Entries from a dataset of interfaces
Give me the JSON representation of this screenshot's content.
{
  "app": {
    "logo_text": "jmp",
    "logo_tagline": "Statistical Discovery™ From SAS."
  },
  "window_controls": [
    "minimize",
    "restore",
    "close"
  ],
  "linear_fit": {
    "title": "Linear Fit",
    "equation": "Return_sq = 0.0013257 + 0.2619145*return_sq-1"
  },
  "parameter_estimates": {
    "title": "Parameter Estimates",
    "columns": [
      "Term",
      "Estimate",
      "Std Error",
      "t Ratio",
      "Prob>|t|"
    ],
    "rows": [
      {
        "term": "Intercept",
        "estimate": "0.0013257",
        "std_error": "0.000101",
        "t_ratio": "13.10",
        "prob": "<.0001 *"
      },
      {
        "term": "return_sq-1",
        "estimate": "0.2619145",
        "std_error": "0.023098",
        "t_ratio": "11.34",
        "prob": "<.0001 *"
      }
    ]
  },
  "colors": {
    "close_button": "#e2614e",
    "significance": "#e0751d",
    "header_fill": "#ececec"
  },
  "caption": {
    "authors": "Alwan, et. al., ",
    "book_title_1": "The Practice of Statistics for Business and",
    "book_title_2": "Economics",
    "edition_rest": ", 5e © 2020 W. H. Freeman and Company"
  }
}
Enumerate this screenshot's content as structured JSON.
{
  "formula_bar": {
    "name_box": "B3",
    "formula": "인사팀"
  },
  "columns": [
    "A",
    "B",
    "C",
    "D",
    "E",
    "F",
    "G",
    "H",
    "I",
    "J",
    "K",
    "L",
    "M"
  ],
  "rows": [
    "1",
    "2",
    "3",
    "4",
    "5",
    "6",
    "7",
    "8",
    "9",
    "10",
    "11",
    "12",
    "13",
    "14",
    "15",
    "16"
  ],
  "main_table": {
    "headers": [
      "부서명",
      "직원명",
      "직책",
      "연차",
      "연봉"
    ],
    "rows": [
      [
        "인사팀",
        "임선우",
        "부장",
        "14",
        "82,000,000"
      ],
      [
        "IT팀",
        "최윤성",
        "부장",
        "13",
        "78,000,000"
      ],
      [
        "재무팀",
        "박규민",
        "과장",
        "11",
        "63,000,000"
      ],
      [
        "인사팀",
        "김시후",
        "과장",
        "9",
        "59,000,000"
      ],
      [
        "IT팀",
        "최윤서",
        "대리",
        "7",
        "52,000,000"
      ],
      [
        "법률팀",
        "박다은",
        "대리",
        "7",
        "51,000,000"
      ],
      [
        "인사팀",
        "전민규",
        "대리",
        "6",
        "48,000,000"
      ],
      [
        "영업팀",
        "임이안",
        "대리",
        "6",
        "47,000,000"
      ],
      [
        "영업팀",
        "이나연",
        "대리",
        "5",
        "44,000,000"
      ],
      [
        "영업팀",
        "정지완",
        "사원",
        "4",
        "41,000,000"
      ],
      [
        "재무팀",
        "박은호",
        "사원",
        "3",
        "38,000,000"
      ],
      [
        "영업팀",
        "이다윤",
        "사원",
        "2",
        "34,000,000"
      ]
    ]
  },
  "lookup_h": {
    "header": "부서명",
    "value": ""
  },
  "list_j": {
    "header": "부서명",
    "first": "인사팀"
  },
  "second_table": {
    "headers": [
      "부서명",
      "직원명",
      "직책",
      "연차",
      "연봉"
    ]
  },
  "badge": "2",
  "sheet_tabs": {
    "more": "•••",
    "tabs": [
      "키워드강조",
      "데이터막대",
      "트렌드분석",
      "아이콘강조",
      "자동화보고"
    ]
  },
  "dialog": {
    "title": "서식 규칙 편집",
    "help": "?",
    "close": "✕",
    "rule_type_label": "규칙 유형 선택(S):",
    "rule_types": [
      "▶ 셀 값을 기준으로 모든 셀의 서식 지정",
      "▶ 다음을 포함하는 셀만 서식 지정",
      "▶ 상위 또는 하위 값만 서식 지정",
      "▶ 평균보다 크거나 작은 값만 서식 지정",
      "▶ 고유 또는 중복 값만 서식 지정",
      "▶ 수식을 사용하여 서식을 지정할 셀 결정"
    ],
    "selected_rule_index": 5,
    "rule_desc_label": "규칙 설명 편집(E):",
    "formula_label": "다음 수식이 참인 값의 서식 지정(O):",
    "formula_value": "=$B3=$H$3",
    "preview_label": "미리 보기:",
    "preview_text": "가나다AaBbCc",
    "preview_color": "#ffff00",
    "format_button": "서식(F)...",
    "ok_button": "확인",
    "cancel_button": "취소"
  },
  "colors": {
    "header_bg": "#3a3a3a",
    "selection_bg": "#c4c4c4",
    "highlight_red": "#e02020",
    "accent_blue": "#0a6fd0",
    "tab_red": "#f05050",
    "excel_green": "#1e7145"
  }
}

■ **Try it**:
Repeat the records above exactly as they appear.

■ **Problem solution**:
Give me the JSON representation of this screenshot's content.
{
  "app": {
    "logo_text": "jmp",
    "logo_tagline": "Statistical Discovery™ From SAS."
  },
  "window_controls": [
    "minimize",
    "restore",
    "close"
  ],
  "linear_fit": {
    "title": "Linear Fit",
    "equation": "Return_sq = 0.0013257 + 0.2619145*return_sq-1"
  },
  "parameter_estimates": {
    "title": "Parameter Estimates",
    "columns": [
      "Term",
      "Estimate",
      "Std Error",
      "t Ratio",
      "Prob>|t|"
    ],
    "rows": [
      {
        "term": "Intercept",
        "estimate": "0.0013257",
        "std_error": "0.000101",
        "t_ratio": "13.10",
        "prob": "<.0001 *"
      },
      {
        "term": "return_sq-1",
        "estimate": "0.2619145",
        "std_error": "0.023098",
        "t_ratio": "11.34",
        "prob": "<.0001 *"
      }
    ]
  },
  "colors": {
    "close_button": "#e2614e",
    "significance": "#e0751d",
    "header_fill": "#ececec"
  },
  "caption": {
    "authors": "Alwan, et. al., ",
    "book_title_1": "The Practice of Statistics for Business and",
    "book_title_2": "Economics",
    "edition_rest": ", 5e © 2020 W. H. Freeman and Company"
  }
}
Enumerate this screenshot's content as structured JSON.
{
  "formula_bar": {
    "name_box": "B3",
    "formula": "인사팀"
  },
  "columns": [
    "A",
    "B",
    "C",
    "D",
    "E",
    "F",
    "G",
    "H",
    "I",
    "J",
    "K",
    "L",
    "M"
  ],
  "rows": [
    "1",
    "2",
    "3",
    "4",
    "5",
    "6",
    "7",
    "8",
    "9",
    "10",
    "11",
    "12",
    "13",
    "14",
    "15",
    "16"
  ],
  "main_table": {
    "headers": [
      "부서명",
      "직원명",
      "직책",
      "연차",
      "연봉"
    ],
    "rows": [
      [
        "인사팀",
        "임선우",
        "부장",
        "14",
        "82,000,000"
      ],
      [
        "IT팀",
        "최윤성",
        "부장",
        "13",
        "78,000,000"
      ],
      [
        "재무팀",
        "박규민",
        "과장",
        "11",
        "63,000,000"
      ],
      [
        "인사팀",
        "김시후",
        "과장",
        "9",
        "59,000,000"
      ],
      [
        "IT팀",
        "최윤서",
        "대리",
        "7",
        "52,000,000"
      ],
      [
        "법률팀",
        "박다은",
        "대리",
        "7",
        "51,000,000"
      ],
      [
        "인사팀",
        "전민규",
        "대리",
        "6",
        "48,000,000"
      ],
      [
        "영업팀",
        "임이안",
        "대리",
        "6",
        "47,000,000"
      ],
      [
        "영업팀",
        "이나연",
        "대리",
        "5",
        "44,000,000"
      ],
      [
        "영업팀",
        "정지완",
        "사원",
        "4",
        "41,000,000"
      ],
      [
        "재무팀",
        "박은호",
        "사원",
        "3",
        "38,000,000"
      ],
      [
        "영업팀",
        "이다윤",
        "사원",
        "2",
        "34,000,000"
      ]
    ]
  },
  "lookup_h": {
    "header": "부서명",
    "value": ""
  },
  "list_j": {
    "header": "부서명",
    "first": "인사팀"
  },
  "second_table": {
    "headers": [
      "부서명",
      "직원명",
      "직책",
      "연차",
      "연봉"
    ]
  },
  "badge": "2",
  "sheet_tabs": {
    "more": "•••",
    "tabs": [
      "키워드강조",
      "데이터막대",
      "트렌드분석",
      "아이콘강조",
      "자동화보고"
    ]
  },
  "dialog": {
    "title": "서식 규칙 편집",
    "help": "?",
    "close": "✕",
    "rule_type_label": "규칙 유형 선택(S):",
    "rule_types": [
      "▶ 셀 값을 기준으로 모든 셀의 서식 지정",
      "▶ 다음을 포함하는 셀만 서식 지정",
      "▶ 상위 또는 하위 값만 서식 지정",
      "▶ 평균보다 크거나 작은 값만 서식 지정",
      "▶ 고유 또는 중복 값만 서식 지정",
      "▶ 수식을 사용하여 서식을 지정할 셀 결정"
    ],
    "selected_rule_index": 5,
    "rule_desc_label": "규칙 설명 편집(E):",
    "formula_label": "다음 수식이 참인 값의 서식 지정(O):",
    "formula_value": "=$B3=$H$3",
    "preview_label": "미리 보기:",
    "preview_text": "가나다AaBbCc",
    "preview_color": "#ffff00",
    "format_button": "서식(F)...",
    "ok_button": "확인",
    "cancel_button": "취소"
  },
  "colors": {
    "header_bg": "#3a3a3a",
    "selection_bg": "#c4c4c4",
    "highlight_red": "#e02020",
    "accent_blue": "#0a6fd0",
    "tab_red": "#f05050",
    "excel_green": "#1e7145"
  }
}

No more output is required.